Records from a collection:
+ + + +
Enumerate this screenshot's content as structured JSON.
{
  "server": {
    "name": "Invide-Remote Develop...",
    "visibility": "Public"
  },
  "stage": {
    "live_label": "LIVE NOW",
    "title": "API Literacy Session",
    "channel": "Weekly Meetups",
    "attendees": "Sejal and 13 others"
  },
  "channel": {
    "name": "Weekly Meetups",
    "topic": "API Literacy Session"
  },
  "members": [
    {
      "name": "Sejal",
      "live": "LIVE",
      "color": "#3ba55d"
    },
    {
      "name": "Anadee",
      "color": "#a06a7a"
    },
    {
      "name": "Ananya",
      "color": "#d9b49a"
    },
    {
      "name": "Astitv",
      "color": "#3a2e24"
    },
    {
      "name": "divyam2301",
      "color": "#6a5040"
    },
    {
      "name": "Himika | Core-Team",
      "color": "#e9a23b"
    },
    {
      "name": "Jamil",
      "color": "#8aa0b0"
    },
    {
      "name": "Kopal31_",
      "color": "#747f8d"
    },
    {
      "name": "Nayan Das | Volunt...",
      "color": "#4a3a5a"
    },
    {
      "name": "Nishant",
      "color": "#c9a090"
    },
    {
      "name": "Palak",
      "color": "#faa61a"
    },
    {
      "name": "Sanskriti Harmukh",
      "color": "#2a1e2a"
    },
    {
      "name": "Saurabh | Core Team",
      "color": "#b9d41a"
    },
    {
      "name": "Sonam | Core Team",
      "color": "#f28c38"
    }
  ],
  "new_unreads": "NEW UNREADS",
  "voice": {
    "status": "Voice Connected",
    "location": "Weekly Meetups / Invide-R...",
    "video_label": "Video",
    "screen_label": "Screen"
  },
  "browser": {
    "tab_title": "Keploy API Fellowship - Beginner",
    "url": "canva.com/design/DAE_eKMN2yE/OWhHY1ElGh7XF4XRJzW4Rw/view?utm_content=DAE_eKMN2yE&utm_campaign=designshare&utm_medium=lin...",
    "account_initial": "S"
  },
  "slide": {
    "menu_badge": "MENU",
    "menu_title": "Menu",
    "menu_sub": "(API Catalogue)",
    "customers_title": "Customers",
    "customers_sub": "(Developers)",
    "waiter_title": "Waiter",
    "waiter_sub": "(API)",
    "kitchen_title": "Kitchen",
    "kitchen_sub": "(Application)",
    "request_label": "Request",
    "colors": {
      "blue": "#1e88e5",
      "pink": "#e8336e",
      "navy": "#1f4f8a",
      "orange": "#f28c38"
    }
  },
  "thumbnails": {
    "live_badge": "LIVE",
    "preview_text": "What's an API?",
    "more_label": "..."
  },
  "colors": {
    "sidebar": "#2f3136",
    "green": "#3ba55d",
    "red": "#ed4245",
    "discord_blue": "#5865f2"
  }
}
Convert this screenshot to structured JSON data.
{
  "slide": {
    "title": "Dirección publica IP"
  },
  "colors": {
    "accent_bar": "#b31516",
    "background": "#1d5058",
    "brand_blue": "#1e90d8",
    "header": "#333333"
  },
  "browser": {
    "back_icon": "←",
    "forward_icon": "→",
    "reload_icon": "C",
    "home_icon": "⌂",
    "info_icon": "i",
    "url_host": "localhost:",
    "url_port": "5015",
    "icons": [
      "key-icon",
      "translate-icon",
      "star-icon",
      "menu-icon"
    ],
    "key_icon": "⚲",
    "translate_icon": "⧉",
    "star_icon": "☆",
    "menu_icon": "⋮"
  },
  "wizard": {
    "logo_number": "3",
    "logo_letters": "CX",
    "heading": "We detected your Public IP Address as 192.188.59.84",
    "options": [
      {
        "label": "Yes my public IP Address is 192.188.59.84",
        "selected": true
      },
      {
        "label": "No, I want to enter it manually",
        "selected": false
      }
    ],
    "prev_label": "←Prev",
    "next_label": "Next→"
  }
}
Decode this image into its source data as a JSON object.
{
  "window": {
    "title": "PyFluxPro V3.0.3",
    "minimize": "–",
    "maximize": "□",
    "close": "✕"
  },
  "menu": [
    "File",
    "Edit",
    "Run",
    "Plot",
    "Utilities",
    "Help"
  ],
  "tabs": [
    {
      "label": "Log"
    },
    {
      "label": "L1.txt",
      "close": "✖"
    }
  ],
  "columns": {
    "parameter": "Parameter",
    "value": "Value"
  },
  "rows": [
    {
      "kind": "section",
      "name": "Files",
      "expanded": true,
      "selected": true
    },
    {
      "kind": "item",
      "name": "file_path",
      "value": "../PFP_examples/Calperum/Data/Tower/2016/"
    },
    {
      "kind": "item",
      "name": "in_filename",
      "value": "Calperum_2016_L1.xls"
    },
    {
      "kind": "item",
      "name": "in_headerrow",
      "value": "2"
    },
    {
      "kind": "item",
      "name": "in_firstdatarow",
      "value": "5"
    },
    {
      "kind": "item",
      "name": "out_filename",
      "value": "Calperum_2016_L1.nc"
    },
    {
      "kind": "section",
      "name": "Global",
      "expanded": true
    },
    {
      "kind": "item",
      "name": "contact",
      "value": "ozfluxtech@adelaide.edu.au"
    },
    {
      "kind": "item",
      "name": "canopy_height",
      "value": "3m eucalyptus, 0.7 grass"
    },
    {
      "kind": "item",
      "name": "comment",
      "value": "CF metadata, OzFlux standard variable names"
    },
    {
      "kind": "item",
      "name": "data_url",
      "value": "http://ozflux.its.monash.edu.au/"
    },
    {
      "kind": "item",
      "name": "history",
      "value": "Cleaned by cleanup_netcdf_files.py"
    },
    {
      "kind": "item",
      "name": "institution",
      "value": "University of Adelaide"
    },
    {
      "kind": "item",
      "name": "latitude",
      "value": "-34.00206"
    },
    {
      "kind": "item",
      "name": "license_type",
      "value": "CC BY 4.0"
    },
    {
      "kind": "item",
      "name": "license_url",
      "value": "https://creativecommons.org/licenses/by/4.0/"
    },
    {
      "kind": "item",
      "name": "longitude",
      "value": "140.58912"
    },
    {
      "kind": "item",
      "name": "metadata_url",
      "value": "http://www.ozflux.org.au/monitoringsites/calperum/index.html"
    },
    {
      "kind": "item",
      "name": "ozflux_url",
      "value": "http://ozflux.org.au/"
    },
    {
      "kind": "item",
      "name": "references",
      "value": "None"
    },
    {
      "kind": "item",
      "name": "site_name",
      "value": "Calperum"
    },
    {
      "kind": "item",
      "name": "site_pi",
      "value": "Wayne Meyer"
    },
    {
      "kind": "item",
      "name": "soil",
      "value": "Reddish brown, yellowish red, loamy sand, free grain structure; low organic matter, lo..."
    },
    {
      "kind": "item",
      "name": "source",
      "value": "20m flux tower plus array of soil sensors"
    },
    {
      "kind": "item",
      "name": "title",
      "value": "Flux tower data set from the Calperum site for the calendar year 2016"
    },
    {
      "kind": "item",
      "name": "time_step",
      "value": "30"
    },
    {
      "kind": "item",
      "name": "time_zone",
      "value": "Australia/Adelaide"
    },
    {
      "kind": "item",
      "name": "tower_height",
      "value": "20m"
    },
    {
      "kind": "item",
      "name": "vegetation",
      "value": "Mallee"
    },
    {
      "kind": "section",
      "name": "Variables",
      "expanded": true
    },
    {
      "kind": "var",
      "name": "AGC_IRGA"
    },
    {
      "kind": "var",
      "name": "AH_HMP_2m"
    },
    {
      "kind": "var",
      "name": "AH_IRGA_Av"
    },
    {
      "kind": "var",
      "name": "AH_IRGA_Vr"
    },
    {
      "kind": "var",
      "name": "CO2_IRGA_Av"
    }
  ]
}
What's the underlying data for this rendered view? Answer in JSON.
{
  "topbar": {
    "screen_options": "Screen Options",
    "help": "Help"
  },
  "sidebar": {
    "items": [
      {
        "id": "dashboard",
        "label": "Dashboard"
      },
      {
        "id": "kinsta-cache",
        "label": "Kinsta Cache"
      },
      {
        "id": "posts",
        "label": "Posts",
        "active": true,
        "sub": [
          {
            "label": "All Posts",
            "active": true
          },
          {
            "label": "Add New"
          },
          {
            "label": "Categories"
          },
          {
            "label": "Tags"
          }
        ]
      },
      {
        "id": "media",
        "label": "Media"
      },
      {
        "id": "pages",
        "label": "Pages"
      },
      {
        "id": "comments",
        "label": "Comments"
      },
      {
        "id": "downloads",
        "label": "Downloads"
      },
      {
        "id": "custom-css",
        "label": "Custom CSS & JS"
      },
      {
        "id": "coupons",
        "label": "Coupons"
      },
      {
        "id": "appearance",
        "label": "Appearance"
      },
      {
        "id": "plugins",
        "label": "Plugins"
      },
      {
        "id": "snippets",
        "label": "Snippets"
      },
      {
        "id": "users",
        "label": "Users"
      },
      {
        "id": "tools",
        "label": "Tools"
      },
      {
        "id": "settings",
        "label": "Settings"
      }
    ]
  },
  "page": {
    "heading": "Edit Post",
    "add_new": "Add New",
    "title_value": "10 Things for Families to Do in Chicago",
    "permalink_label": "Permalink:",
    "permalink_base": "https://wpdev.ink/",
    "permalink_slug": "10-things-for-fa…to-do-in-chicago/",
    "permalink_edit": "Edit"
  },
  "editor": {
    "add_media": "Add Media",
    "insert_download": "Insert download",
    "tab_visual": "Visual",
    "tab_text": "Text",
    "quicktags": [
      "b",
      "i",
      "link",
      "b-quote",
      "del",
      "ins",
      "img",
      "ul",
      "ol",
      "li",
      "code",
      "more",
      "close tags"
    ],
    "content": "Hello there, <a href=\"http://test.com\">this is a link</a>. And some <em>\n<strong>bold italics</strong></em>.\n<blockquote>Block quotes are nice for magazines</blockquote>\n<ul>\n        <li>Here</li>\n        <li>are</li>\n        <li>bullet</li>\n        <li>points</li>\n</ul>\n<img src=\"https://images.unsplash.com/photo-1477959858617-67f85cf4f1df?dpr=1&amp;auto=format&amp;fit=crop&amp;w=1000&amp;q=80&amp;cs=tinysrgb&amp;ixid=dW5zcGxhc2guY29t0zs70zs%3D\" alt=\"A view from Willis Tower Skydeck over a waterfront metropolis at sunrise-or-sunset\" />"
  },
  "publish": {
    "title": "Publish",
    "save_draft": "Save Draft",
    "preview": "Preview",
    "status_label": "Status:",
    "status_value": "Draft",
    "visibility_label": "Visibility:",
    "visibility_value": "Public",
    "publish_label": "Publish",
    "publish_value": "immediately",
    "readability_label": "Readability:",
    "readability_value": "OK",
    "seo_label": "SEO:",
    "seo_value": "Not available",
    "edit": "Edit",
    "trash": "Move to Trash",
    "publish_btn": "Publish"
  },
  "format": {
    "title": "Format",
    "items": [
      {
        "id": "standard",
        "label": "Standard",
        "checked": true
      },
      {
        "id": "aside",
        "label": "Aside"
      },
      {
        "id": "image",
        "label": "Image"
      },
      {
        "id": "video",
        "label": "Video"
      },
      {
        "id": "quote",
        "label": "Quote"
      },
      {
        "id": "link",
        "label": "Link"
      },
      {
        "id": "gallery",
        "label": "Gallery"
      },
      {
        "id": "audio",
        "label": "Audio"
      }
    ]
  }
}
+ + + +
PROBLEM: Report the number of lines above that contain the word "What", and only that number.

EXERCISE OUTPUT: 2